Break out your yard gloves and eye for litter, it’s neighborhood clean-up day y’all.
As part of Clean the Bay Day we’ll go block to block picking up garbage. Why? Because trash is nasty, but also because much of that litter would end up in the Bay, polluting an important natural habitat.
Clean the Bay Day happens all over Virginia. Last year approximately 6,000 volunteers removed more than 110,000 pounds of harmful debris from the environment, a stellar impact on our fragile little world.
The event takes place at 9am on Saturday, June 6. It is scheduled for 3 hours but last year we did it in about half that time.
You can continue to save the Bay throughout the year by becoming a better Bay steward at home.
image | Nick Fornaro for CBF
Here are a few ideas, courtesy of the Chesapeake Bay Foundation:
- Speak out! Let your voice be heard regarding important legislation affecting our Chesapeake Bay and rivers. Write or call your senators and congressional representative, urging them to vote in an environmentally responsible way.
- Use natural cleaners—use natural, non-toxic, phosphate-free cleaners like baking soda or borax with hot water for most household cleaning tasks. You’ll be reducing toxic chemicals in wastewater while saving money.
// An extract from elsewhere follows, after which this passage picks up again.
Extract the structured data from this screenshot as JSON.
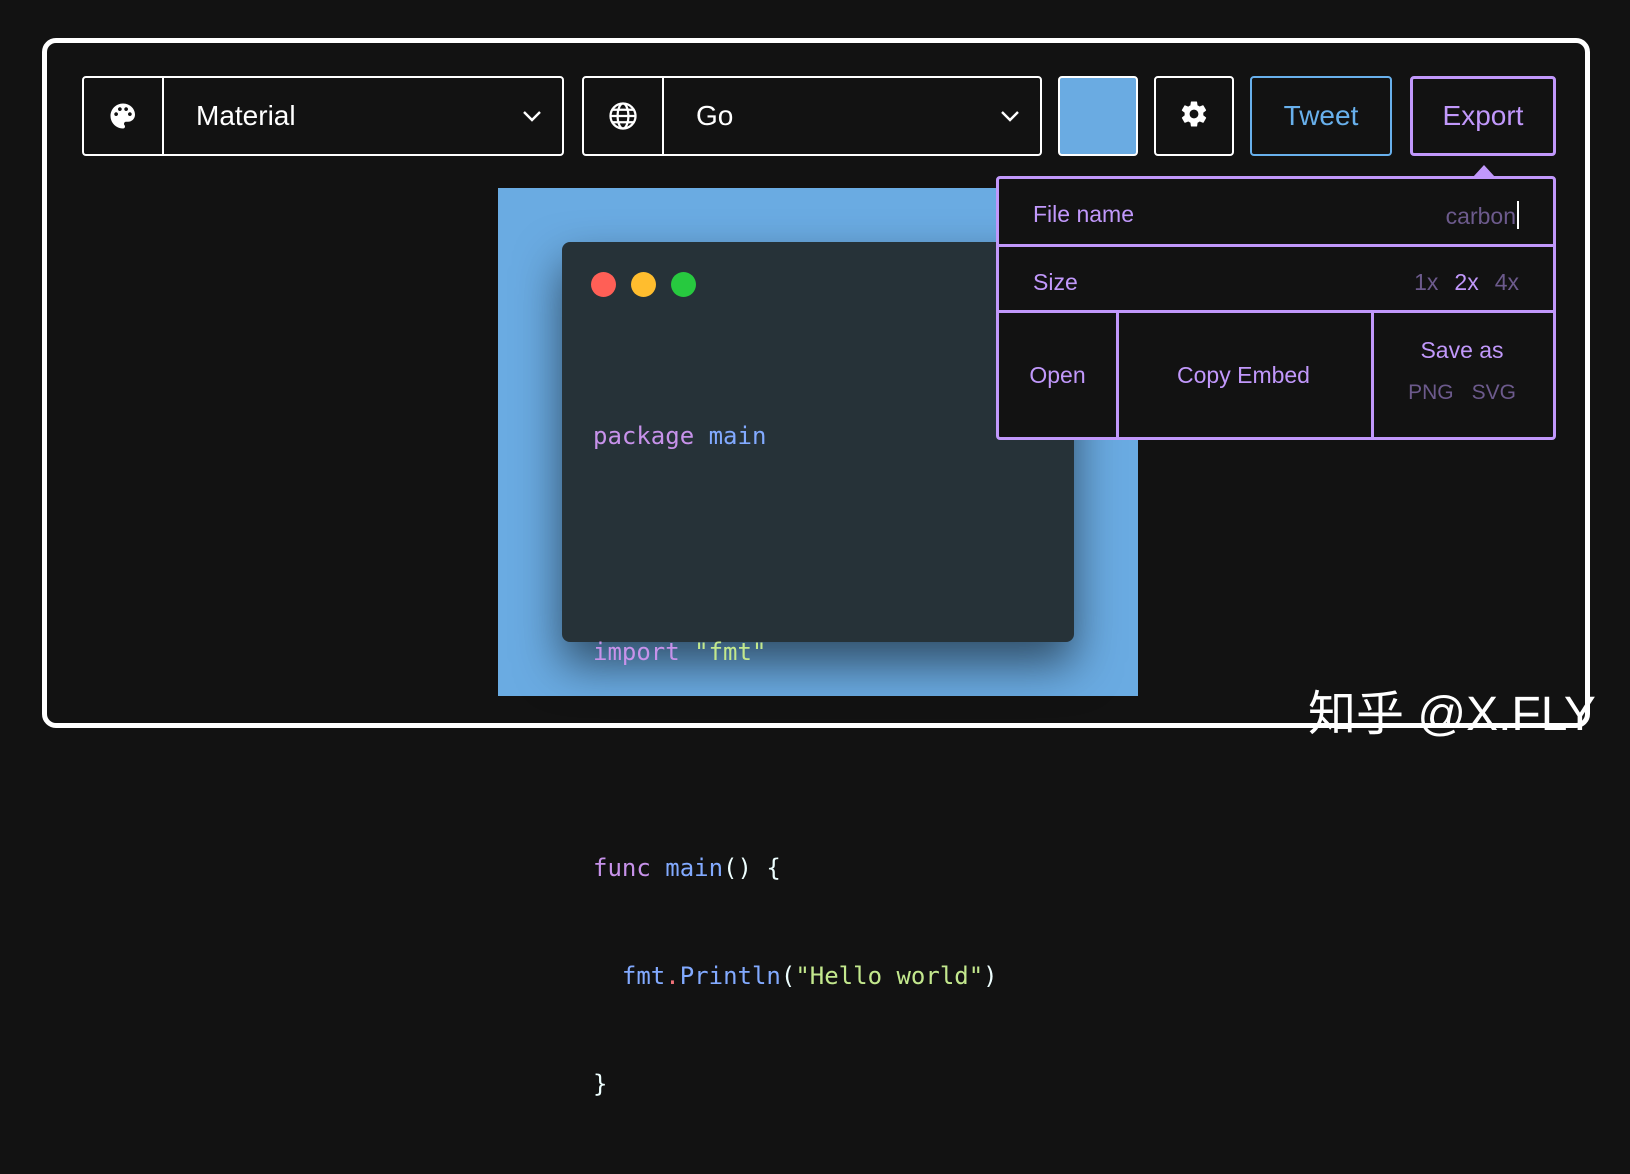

- Reduce fertilizer use—always get a soil test first to be sure what your lawn requires; use fertilizer sparingly, and only when necessary. Excessive fertilizers contribute to nitrogen and phosphorous overload in rivers and the Bay, which can lead to low oxygen levels and dead zones.
- Remember “Only rain in storm drains”—allow only rain to go down the storm drain and use a broom not a hose or power blower, to clean debris from decks, patios and driveways. You’ll save water, reduce emissions, and curb stormwater runoff.
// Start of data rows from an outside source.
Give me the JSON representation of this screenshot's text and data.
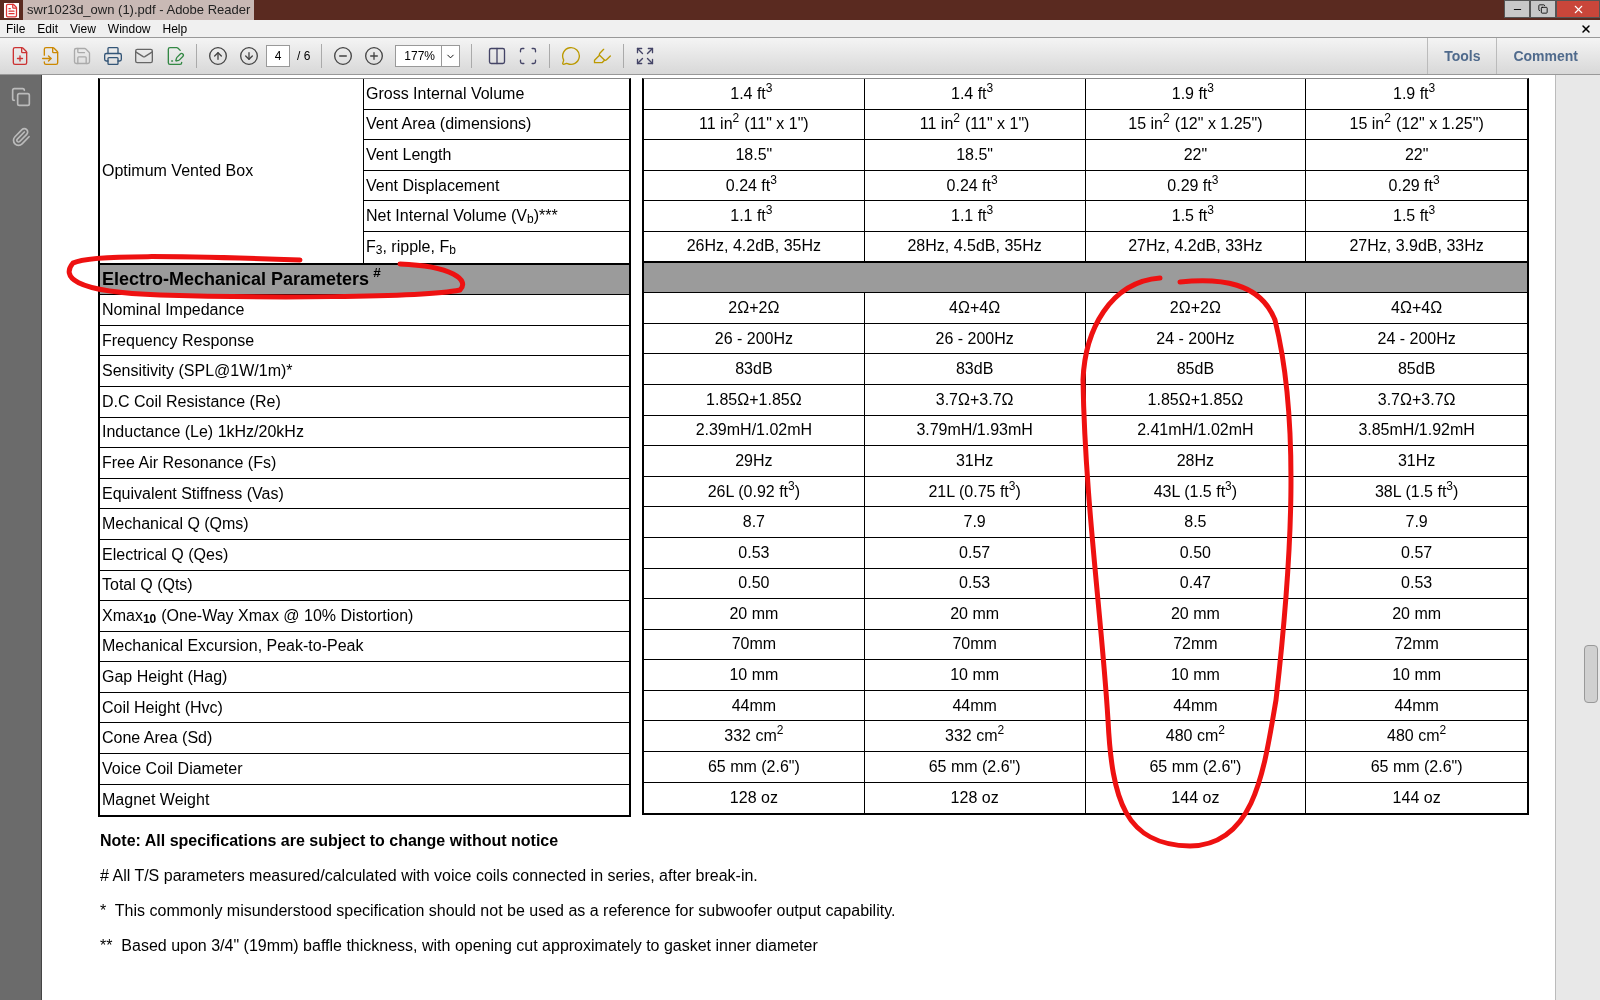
{
  "window": {
    "title": "swr1023d_own (1).pdf - Adobe Reader"
  },
  "menu": [
    "File",
    "Edit",
    "View",
    "Window",
    "Help"
  ],
  "toolbar": {
    "page": "4",
    "page_count": "/ 6",
    "zoom": "177%",
    "panes": [
      {
        "label": "Tools",
        "selected": false
      },
      {
        "label": "Comment",
        "selected": false
      }
    ]
  },
  "vented_box": {
    "label": "Optimum Vented Box",
    "rows": [
      {
        "name": "Gross Internal Volume",
        "values": [
          "1.4 ft$^{3}$",
          "1.4 ft$^{3}$",
          "1.9 ft$^{3}$",
          "1.9 ft$^{3}$"
        ]
      },
      {
        "name": "Vent Area (dimensions)",
        "values": [
          "11 in$^{2}$ (11\" x 1\")",
          "11 in$^{2}$ (11\" x 1\")",
          "15 in$^{2}$ (12\" x 1.25\")",
          "15 in$^{2}$ (12\" x 1.25\")"
        ]
      },
      {
        "name": "Vent Length",
        "values": [
          "18.5\"",
          "18.5\"",
          "22\"",
          "22\""
        ]
      },
      {
        "name": "Vent Displacement",
        "values": [
          "0.24 ft$^{3}$",
          "0.24 ft$^{3}$",
          "0.29 ft$^{3}$",
          "0.29 ft$^{3}$"
        ]
      },
      {
        "name": "Net Internal Volume (V$_{b}$)***",
        "values": [
          "1.1 ft$^{3}$",
          "1.1 ft$^{3}$",
          "1.5 ft$^{3}$",
          "1.5 ft$^{3}$"
        ]
      },
      {
        "name": "F$_{3}$, ripple, F$_{b}$",
        "values": [
          "26Hz, 4.2dB, 35Hz",
          "28Hz, 4.5dB, 35Hz",
          "27Hz, 4.2dB, 33Hz",
          "27Hz, 3.9dB, 33Hz"
        ]
      }
    ]
  },
  "section": {
    "title": "Electro-Mechanical Parameters $^{#}$"
  },
  "parameters": [
    {
      "name": "Nominal Impedance",
      "values": [
        "2Ω+2Ω",
        "4Ω+4Ω",
        "2Ω+2Ω",
        "4Ω+4Ω"
      ]
    },
    {
      "name": "Frequency Response",
      "values": [
        "26 - 200Hz",
        "26 - 200Hz",
        "24 - 200Hz",
        "24 - 200Hz"
      ]
    },
    {
      "name": "Sensitivity (SPL@1W/1m)*",
      "values": [
        "83dB",
        "83dB",
        "85dB",
        "85dB"
      ]
    },
    {
      "name": "D.C Coil Resistance (Re)",
      "values": [
        "1.85Ω+1.85Ω",
        "3.7Ω+3.7Ω",
        "1.85Ω+1.85Ω",
        "3.7Ω+3.7Ω"
      ]
    },
    {
      "name": "Inductance (Le) 1kHz/20kHz",
      "values": [
        "2.39mH/1.02mH",
        "3.79mH/1.93mH",
        "2.41mH/1.02mH",
        "3.85mH/1.92mH"
      ]
    },
    {
      "name": "Free Air Resonance (Fs)",
      "values": [
        "29Hz",
        "31Hz",
        "28Hz",
        "31Hz"
      ]
    },
    {
      "name": "Equivalent Stiffness (Vas)",
      "values": [
        "26L (0.92 ft$^{3}$)",
        "21L (0.75 ft$^{3}$)",
        "43L (1.5 ft$^{3}$)",
        "38L (1.5 ft$^{3}$)"
      ]
    },
    {
      "name": "Mechanical Q (Qms)",
      "values": [
        "8.7",
        "7.9",
        "8.5",
        "7.9"
      ]
    },
    {
      "name": "Electrical Q (Qes)",
      "values": [
        "0.53",
        "0.57",
        "0.50",
        "0.57"
      ]
    },
    {
      "name": "Total Q (Qts)",
      "values": [
        "0.50",
        "0.53",
        "0.47",
        "0.53"
      ]
    },
    {
      "name": "Xmax$_{10}$ (One-Way Xmax @ 10% Distortion)",
      "values": [
        "20 mm",
        "20 mm",
        "20 mm",
        "20 mm"
      ]
    },
    {
      "name": "Mechanical Excursion, Peak-to-Peak",
      "values": [
        "70mm",
        "70mm",
        "72mm",
        "72mm"
      ]
    },
    {
      "name": "Gap Height (Hag)",
      "values": [
        "10 mm",
        "10 mm",
        "10 mm",
        "10 mm"
      ]
    },
    {
      "name": "Coil Height (Hvc)",
      "values": [
        "44mm",
        "44mm",
        "44mm",
        "44mm"
      ]
    },
    {
      "name": "Cone Area (Sd)",
      "values": [
        "332 cm$^{2}$",
        "332 cm$^{2}$",
        "480 cm$^{2}$",
        "480 cm$^{2}$"
      ]
    },
    {
      "name": "Voice Coil Diameter",
      "values": [
        "65 mm (2.6\")",
        "65 mm (2.6\")",
        "65 mm (2.6\")",
        "65 mm (2.6\")"
      ]
    },
    {
      "name": "Magnet Weight",
      "values": [
        "128 oz",
        "128 oz",
        "144 oz",
        "144 oz"
      ]
    }
  ],
  "notes": [
    {
      "kind": "bold",
      "text": "Note: All specifications are subject to change without notice"
    },
    {
      "kind": "plain",
      "text": "# All T/S parameters measured/calculated with voice coils connected in series, after break-in."
    },
    {
      "kind": "plain",
      "text": "*  This commonly misunderstood specification should not be used as a reference for subwoofer output capability."
    },
    {
      "kind": "plain",
      "text": "**  Based upon 3/4\" (19mm) baffle thickness, with opening cut approximately to gasket inner diameter"
    }
  ]
}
- Practice Bay-friendly car care—take your vehicle to a commercial car wash or wash your car on an unpaved surface with phosphate-free soap so water soaks into the ground, not into the storm drain.
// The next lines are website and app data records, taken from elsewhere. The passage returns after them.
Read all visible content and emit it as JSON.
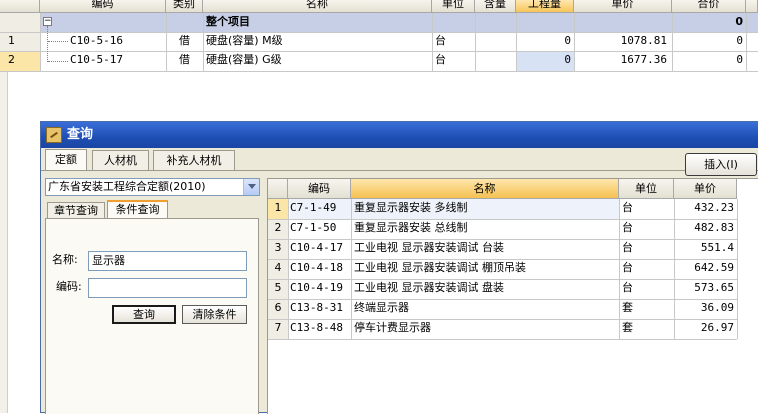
{
  "top_table": {
    "columns": [
      "编码",
      "类别",
      "名称",
      "单位",
      "含量",
      "工程量",
      "单价",
      "合价"
    ],
    "summary_row": {
      "expander": "−",
      "name": "整个项目",
      "total": "0"
    },
    "rows": [
      {
        "num": "1",
        "code": "C10-5-16",
        "category": "借",
        "name": "硬盘(容量) M级",
        "unit": "台",
        "quantity": "0",
        "price": "1078.81",
        "total": "0"
      },
      {
        "num": "2",
        "code": "C10-5-17",
        "category": "借",
        "name": "硬盘(容量) G级",
        "unit": "台",
        "quantity": "0",
        "price": "1677.36",
        "total": "0"
      }
    ]
  },
  "dialog": {
    "title": "查询",
    "tabs": [
      "定额",
      "人材机",
      "补充人材机"
    ],
    "insert_button": "插入(I)",
    "quota_library": "广东省安装工程综合定额(2010)",
    "subtabs": [
      "章节查询",
      "条件查询"
    ],
    "name_label": "名称:",
    "name_value": "显示器",
    "code_label": "编码:",
    "code_value": "",
    "search_button": "查询",
    "clear_button": "清除条件",
    "results": {
      "columns": [
        "编码",
        "名称",
        "单位",
        "单价"
      ],
      "rows": [
        {
          "num": "1",
          "code": "C7-1-49",
          "name": "重复显示器安装 多线制",
          "unit": "台",
          "price": "432.23"
        },
        {
          "num": "2",
          "code": "C7-1-50",
          "name": "重复显示器安装 总线制",
          "unit": "台",
          "price": "482.83"
        },
        {
          "num": "3",
          "code": "C10-4-17",
          "name": "工业电视 显示器安装调试 台装",
          "unit": "台",
          "price": "551.4"
        },
        {
          "num": "4",
          "code": "C10-4-18",
          "name": "工业电视 显示器安装调试 棚顶吊装",
          "unit": "台",
          "price": "642.59"
        },
        {
          "num": "5",
          "code": "C10-4-19",
          "name": "工业电视 显示器安装调试 盘装",
          "unit": "台",
          "price": "573.65"
        },
        {
          "num": "6",
          "code": "C13-8-31",
          "name": "终端显示器",
          "unit": "套",
          "price": "36.09"
        },
        {
          "num": "7",
          "code": "C13-8-48",
          "name": "停车计费显示器",
          "unit": "套",
          "price": "26.97"
        }
      ]
    }
  },
  "colors": {
    "title_bar": "#1e4fb4",
    "summary_row": "#c6cfe6",
    "selected_header": "#f5c152",
    "dialog_bg": "#ece9d8"
  }
}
- Reduce rainwater runoff—direct rainwater away from paved surfaces; direct gutter downspouts onto lawn or flower beds, or into a rain barrel.